(App and web page records)
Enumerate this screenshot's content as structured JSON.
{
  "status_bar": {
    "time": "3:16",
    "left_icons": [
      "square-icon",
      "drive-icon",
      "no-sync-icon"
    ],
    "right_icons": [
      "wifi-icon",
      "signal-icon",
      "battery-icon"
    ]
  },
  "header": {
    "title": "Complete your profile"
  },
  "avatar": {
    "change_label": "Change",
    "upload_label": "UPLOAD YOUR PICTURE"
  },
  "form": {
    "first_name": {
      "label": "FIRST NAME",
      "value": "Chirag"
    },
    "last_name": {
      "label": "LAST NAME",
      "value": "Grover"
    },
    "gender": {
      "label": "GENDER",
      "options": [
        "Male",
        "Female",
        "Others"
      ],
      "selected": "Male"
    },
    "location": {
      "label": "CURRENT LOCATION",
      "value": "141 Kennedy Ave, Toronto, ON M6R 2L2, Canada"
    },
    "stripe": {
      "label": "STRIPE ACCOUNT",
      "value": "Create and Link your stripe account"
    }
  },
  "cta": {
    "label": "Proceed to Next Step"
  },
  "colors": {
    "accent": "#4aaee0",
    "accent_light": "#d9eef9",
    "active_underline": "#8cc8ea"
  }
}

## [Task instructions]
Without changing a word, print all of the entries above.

## [The answer]
Enumerate this screenshot's content as structured JSON.
{
  "status_bar": {
    "time": "3:16",
    "left_icons": [
      "square-icon",
      "drive-icon",
      "no-sync-icon"
    ],
    "right_icons": [
      "wifi-icon",
      "signal-icon",
      "battery-icon"
    ]
  },
  "header": {
    "title": "Complete your profile"
  },
  "avatar": {
    "change_label": "Change",
    "upload_label": "UPLOAD YOUR PICTURE"
  },
  "form": {
    "first_name": {
      "label": "FIRST NAME",
      "value": "Chirag"
    },
    "last_name": {
      "label": "LAST NAME",
      "value": "Grover"
    },
    "gender": {
      "label": "GENDER",
      "options": [
        "Male",
        "Female",
        "Others"
      ],
      "selected": "Male"
    },
    "location": {
      "label": "CURRENT LOCATION",
      "value": "141 Kennedy Ave, Toronto, ON M6R 2L2, Canada"
    },
    "stripe": {
      "label": "STRIPE ACCOUNT",
      "value": "Create and Link your stripe account"
    }
  },
  "cta": {
    "label": "Proceed to Next Step"
  },
  "colors": {
    "accent": "#4aaee0",
    "accent_light": "#d9eef9",
    "active_underline": "#8cc8ea"
  }
}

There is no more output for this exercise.